ACTIVITY
Please return every line in the entries below with the word "this" in it.

[[ DATASET EXTRACT open ]]

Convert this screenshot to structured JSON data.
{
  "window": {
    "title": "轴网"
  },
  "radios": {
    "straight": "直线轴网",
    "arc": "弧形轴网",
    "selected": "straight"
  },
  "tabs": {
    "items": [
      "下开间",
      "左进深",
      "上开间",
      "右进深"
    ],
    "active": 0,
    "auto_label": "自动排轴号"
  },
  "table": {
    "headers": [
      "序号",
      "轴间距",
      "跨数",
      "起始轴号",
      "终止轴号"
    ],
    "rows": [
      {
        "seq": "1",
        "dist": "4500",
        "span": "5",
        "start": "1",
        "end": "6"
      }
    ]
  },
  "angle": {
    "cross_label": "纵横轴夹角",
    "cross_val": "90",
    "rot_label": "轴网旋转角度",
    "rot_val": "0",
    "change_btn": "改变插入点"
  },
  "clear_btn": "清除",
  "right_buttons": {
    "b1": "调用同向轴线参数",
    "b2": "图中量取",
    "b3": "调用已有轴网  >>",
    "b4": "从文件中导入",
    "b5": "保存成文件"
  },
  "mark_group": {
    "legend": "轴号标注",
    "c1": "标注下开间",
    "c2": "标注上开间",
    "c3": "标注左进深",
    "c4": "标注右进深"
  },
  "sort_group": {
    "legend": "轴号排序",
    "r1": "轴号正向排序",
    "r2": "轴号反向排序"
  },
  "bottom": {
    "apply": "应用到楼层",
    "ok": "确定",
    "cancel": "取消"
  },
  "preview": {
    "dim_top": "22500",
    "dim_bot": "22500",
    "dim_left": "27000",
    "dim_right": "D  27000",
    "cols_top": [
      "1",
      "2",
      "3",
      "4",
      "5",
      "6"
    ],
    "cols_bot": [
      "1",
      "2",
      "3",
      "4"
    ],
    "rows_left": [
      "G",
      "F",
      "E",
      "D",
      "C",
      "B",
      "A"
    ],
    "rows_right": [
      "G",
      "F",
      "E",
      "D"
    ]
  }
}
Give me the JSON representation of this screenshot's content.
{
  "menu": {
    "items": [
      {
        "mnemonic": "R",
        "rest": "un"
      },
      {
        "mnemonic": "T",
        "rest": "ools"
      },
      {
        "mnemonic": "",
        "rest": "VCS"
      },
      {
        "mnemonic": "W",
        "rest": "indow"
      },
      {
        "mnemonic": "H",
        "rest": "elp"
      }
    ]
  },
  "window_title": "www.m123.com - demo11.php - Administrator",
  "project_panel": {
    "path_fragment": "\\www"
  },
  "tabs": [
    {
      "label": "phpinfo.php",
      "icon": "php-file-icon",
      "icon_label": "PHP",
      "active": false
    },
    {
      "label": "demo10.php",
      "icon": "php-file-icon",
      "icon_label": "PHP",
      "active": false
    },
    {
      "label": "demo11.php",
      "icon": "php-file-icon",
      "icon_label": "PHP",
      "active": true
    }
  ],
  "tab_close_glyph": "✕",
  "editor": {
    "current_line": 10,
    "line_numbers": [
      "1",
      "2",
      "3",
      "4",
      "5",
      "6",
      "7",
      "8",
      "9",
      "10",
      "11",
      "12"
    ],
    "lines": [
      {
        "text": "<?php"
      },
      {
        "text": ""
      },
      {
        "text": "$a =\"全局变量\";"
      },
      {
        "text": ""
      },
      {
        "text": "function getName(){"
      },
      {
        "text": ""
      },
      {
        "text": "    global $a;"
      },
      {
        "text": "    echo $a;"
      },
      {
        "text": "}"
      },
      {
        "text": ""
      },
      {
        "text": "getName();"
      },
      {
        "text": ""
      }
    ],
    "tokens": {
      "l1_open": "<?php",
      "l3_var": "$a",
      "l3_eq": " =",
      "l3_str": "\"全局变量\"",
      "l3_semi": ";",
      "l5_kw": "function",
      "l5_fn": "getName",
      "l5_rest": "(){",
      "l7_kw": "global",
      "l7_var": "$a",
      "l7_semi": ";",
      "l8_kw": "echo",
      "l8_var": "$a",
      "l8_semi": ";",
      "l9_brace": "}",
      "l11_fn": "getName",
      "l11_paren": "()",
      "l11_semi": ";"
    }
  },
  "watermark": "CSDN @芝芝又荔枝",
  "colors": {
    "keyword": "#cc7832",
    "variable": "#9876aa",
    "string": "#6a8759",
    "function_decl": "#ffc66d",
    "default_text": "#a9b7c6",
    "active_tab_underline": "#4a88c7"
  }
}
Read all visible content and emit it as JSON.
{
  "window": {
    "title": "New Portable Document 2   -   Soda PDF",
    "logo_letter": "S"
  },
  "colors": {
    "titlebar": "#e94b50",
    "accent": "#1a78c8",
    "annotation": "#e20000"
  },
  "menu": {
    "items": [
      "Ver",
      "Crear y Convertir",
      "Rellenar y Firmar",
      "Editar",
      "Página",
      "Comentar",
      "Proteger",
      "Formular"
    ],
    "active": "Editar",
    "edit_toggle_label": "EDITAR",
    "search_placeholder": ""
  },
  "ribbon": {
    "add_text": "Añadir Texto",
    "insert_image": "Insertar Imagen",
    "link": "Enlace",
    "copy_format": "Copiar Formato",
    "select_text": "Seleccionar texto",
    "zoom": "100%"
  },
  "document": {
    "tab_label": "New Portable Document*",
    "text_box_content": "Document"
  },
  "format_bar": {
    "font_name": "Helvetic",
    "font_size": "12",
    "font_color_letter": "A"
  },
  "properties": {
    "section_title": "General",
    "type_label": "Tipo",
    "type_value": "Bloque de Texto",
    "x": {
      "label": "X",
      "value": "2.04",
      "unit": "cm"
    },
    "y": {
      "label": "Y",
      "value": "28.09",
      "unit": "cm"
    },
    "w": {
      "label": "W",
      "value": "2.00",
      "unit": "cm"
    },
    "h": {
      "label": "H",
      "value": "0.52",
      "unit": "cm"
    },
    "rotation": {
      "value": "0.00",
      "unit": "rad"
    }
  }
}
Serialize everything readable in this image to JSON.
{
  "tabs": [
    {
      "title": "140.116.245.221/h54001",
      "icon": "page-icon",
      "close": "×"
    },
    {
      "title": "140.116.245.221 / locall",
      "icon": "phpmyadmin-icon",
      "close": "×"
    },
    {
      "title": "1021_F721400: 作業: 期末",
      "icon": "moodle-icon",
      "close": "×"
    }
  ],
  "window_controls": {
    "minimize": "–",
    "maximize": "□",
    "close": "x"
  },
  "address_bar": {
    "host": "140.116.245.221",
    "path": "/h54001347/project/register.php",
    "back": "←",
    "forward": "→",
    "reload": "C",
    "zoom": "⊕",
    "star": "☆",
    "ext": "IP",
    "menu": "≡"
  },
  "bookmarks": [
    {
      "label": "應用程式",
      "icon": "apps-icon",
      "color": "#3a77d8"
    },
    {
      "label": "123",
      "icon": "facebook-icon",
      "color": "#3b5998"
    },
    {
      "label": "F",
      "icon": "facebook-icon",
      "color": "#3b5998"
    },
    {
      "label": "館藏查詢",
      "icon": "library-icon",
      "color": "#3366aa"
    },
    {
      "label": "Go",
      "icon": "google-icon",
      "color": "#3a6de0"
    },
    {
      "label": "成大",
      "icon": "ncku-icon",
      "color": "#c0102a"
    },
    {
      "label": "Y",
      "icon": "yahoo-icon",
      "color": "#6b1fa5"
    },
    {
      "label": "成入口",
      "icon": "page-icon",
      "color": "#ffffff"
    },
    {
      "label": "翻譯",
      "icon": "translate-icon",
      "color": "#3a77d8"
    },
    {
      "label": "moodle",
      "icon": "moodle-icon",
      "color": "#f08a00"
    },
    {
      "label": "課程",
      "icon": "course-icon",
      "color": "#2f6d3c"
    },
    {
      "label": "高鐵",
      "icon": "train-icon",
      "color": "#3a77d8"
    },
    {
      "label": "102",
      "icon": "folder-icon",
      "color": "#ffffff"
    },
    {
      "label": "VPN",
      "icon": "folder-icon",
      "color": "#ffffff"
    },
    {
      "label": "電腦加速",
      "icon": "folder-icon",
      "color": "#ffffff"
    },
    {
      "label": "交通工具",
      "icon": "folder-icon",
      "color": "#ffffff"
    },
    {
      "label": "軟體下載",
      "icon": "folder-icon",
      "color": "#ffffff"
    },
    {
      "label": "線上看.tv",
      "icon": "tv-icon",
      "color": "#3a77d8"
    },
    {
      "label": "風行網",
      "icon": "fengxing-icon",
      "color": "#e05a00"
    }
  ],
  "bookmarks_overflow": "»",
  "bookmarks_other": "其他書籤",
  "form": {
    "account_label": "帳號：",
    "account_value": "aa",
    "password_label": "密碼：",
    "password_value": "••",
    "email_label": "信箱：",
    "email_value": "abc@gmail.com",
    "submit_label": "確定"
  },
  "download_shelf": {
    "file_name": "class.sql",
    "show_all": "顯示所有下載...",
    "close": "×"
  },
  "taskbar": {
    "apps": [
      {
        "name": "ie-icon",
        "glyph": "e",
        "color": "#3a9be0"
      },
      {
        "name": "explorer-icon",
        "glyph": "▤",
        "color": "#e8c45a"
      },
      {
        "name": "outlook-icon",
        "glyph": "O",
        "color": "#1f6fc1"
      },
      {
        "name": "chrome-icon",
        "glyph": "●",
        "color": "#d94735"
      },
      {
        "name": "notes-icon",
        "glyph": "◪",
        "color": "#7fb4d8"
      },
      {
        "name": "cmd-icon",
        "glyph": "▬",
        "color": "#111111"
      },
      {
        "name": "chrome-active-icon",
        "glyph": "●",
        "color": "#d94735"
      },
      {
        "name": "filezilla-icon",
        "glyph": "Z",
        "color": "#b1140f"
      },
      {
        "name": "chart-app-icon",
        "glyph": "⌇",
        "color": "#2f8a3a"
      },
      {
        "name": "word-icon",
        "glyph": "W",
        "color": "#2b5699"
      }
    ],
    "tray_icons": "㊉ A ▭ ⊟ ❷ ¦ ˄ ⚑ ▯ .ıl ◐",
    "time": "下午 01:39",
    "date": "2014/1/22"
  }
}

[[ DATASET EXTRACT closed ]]

REPLY
Convert this screenshot to structured JSON data.
Give me the JSON representation of this screenshot's content.
Serialize everything readable in this image to JSON.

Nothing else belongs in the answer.